One of the most dangerous areas of real estate liability today is environmental pollution. Liability laws are written such that unsuspecting buyers, sellers and lenders may become responsible for millions of dollars in damages and clean-up–even though the pollution may have occurred years before any of the current parties were involved.
What activities may have caused environmental pollution? In older properties, asbestos may be present in heating systems, chimneys and floor and ceiling materials, and lead may be found in plumbing system solder. Radon gas contamination is a one-in-three possibility in below ground or on-grade construction types. Formaldehyde may be found in the air due to certain types of insulation, paneling and plywoods.
More obviously for sites that are now or have in the past been used for commercial purposes, environmental pollution can be traced to improper or inadequate waste disposal. Were chemicals of any sort used on your property at any time during its history? Recently our firm surveyed a 15-unit apartment building which, we found, has underground traces of nerve gas and underground pollution from city water treatment chemicals.

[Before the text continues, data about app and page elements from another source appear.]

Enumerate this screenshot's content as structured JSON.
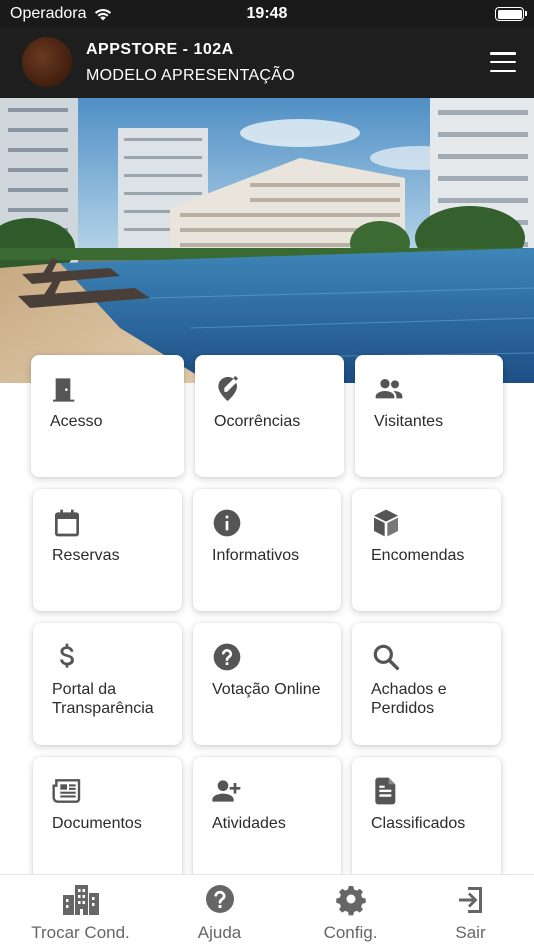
{
  "status_bar": {
    "carrier": "Operadora",
    "time": "19:48"
  },
  "header": {
    "title": "APPSTORE - 102A",
    "subtitle": "MODELO APRESENTAÇÃO",
    "menu_icon": "hamburger-menu-icon"
  },
  "hero": {
    "description_icon": "condo-pool-photo"
  },
  "menu": {
    "items": [
      {
        "label": "Acesso",
        "icon": "door-icon"
      },
      {
        "label": "Ocorrências",
        "icon": "edit-pin-icon"
      },
      {
        "label": "Visitantes",
        "icon": "people-icon"
      },
      {
        "label": "Reservas",
        "icon": "calendar-icon"
      },
      {
        "label": "Informativos",
        "icon": "info-icon"
      },
      {
        "label": "Encomendas",
        "icon": "package-icon"
      },
      {
        "label": "Portal da Transparência",
        "icon": "dollar-icon"
      },
      {
        "label": "Votação Online",
        "icon": "question-icon"
      },
      {
        "label": "Achados e Perdidos",
        "icon": "search-icon"
      },
      {
        "label": "Documentos",
        "icon": "newspaper-icon"
      },
      {
        "label": "Atividades",
        "icon": "add-person-icon"
      },
      {
        "label": "Classificados",
        "icon": "document-icon"
      }
    ]
  },
  "tabbar": {
    "items": [
      {
        "label": "Trocar Cond.",
        "icon": "buildings-icon"
      },
      {
        "label": "Ajuda",
        "icon": "help-icon"
      },
      {
        "label": "Config.",
        "icon": "gear-icon"
      },
      {
        "label": "Sair",
        "icon": "exit-icon"
      }
    ]
  },
  "colors": {
    "header_bg": "#1e1e1e",
    "icon": "#555555",
    "tab_icon": "#666666"
  }
}
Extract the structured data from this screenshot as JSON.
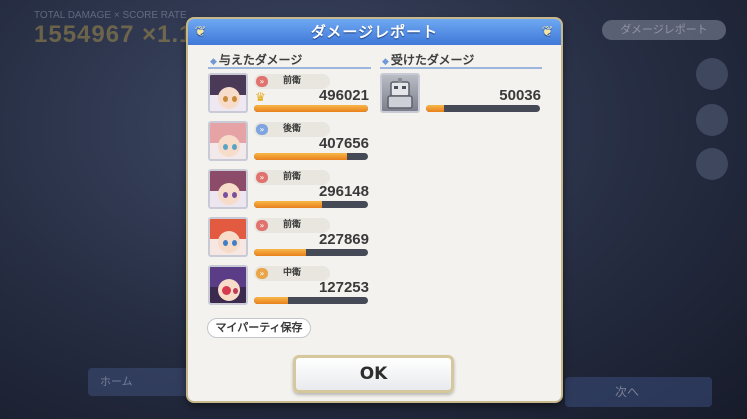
{
  "background": {
    "score_caption": "TOTAL DAMAGE × SCORE RATE",
    "score_value": "1554967 ×1.1",
    "top_right_pill": "ダメージレポート",
    "left_button": "ホーム",
    "right_button": "次へ"
  },
  "dialog": {
    "title": "ダメージレポート",
    "dealt_header": "与えたダメージ",
    "received_header": "受けたダメージ",
    "party_button": "マイパーティ保存",
    "ok_button": "OK"
  },
  "dealt": [
    {
      "position": "前衛",
      "value": "496021",
      "ratio": 1.0,
      "mvp": true
    },
    {
      "position": "後衛",
      "value": "407656",
      "ratio": 0.82,
      "mvp": false
    },
    {
      "position": "前衛",
      "value": "296148",
      "ratio": 0.6,
      "mvp": false
    },
    {
      "position": "前衛",
      "value": "227869",
      "ratio": 0.46,
      "mvp": false
    },
    {
      "position": "中衛",
      "value": "127253",
      "ratio": 0.3,
      "mvp": false
    }
  ],
  "received": [
    {
      "value": "50036",
      "ratio": 0.16
    }
  ],
  "colors": {
    "header_blue": "#4f86e0",
    "bar_orange": "#f2a033",
    "bar_track": "#454a56",
    "front_icon": "#e0736d",
    "back_icon": "#7fa4e0",
    "middle_icon": "#e9a548"
  }
}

Buyer, seller and lender liability
Testing for these problems can be quite inexpensive, but the solutions are never cheap. Under a complex EPA guideline called the Comprehensive Environmental Response Compensation and Liability Act (CERCLA), an owner of a contaminated property is strictly liable for the entire cost of clean-up even when someone else caused the pollution!
Even though there is an “innocent landowner defense” under CERCLA, it requires that the purchaser did not contribute to the pollution problem AND that before obtaining the property, he or she conducted a thorough investigation that failed to disclose the problem.

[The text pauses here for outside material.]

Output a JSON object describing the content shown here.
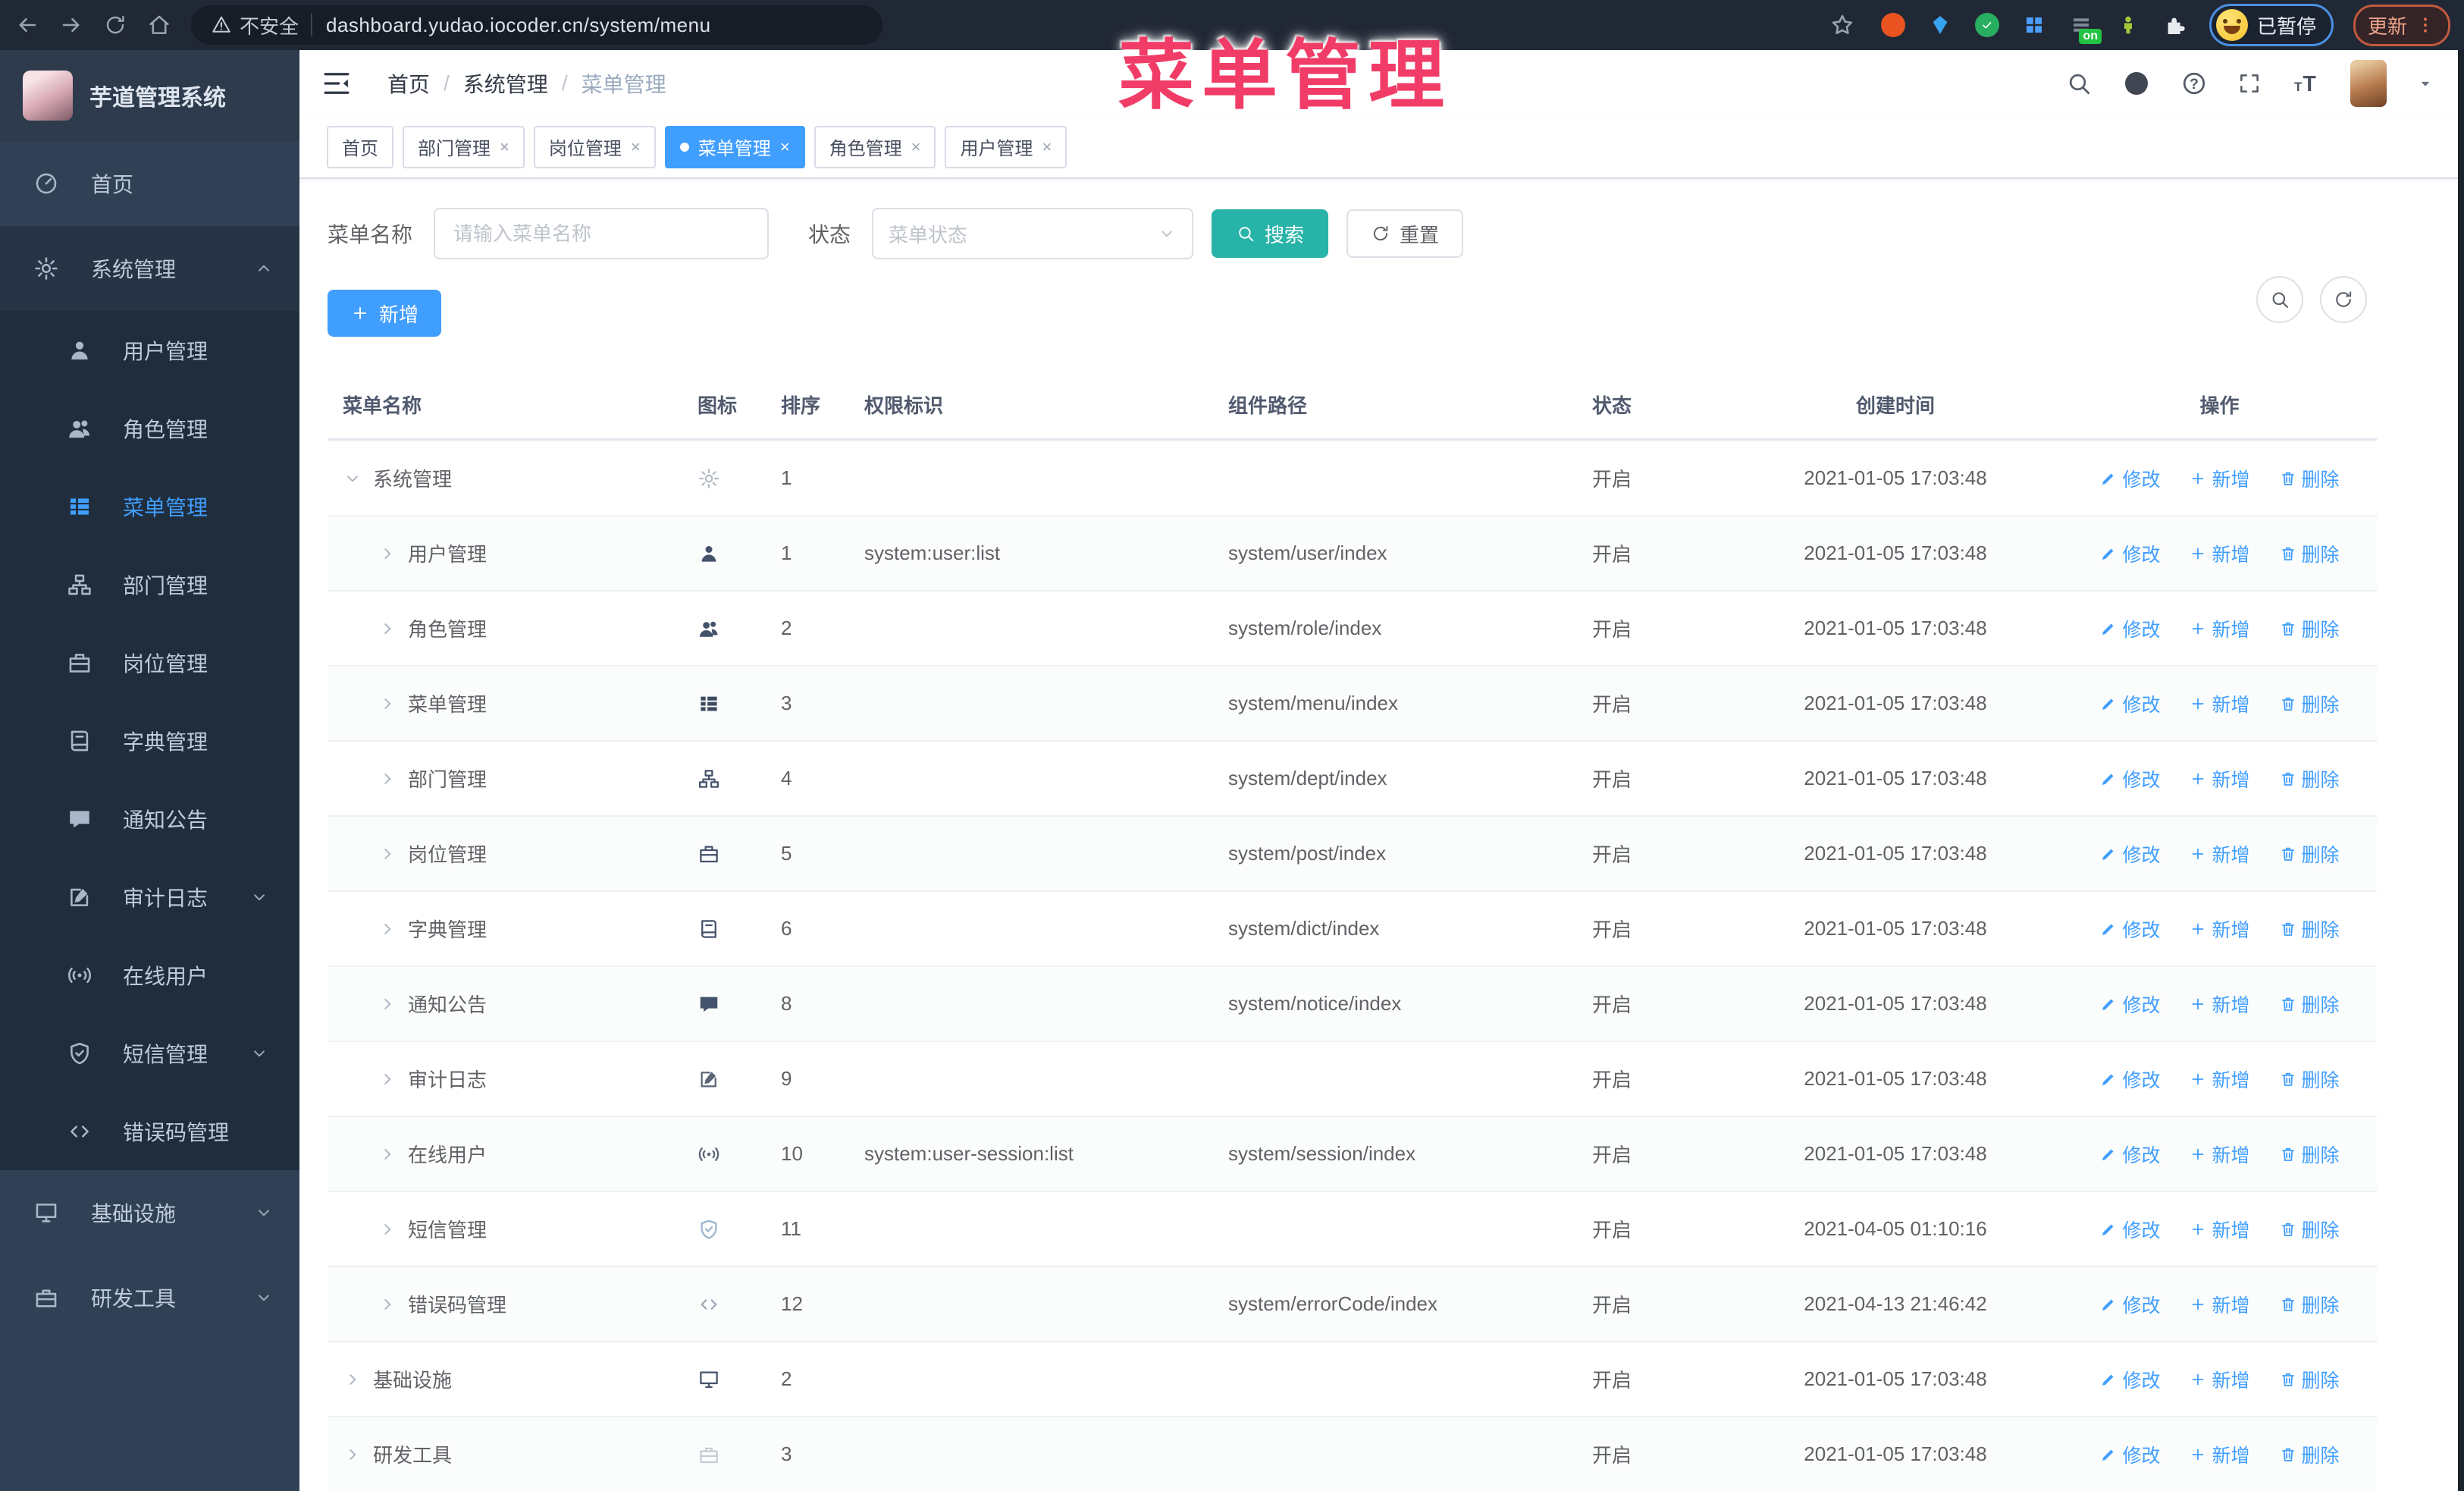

This means that banks are at risk, too. Lenders who have foreclosed on contaminated properties or who have received a deed-in-lieu can be held liable under CERCLA. Moreover, in addition to the liability for the clean-up, a lender who acquires a contaminated property may also be liable for damages caused by the pollution to other property owners or persons.
The environmental review and other liability safeguards
So what can buyers, sellers and lenders do to protect themselves from this sort of-liability? First and most important, they should consider getting an environmental review (a Phase 1 environmental site assessment) of the property before they acquire it. They should also consider obtaining warranties, limitations of liability and covenants against any hazardous materials on the property, together with indemnification agreements whenever possible. Finally, they should also look into the availability and cost of insurance that protects owners against problems like these.
Today’s buyers, sellers and lenders are in a most difficult situation. While the steps outlined above don’t guarantee protection (insurance may not be available or cost-prohibitive, and warranties are only as valuable as the financial strength of the company who grants them), they can help. Environmental audits, however, are an essential form of protection against environmental hazards liability.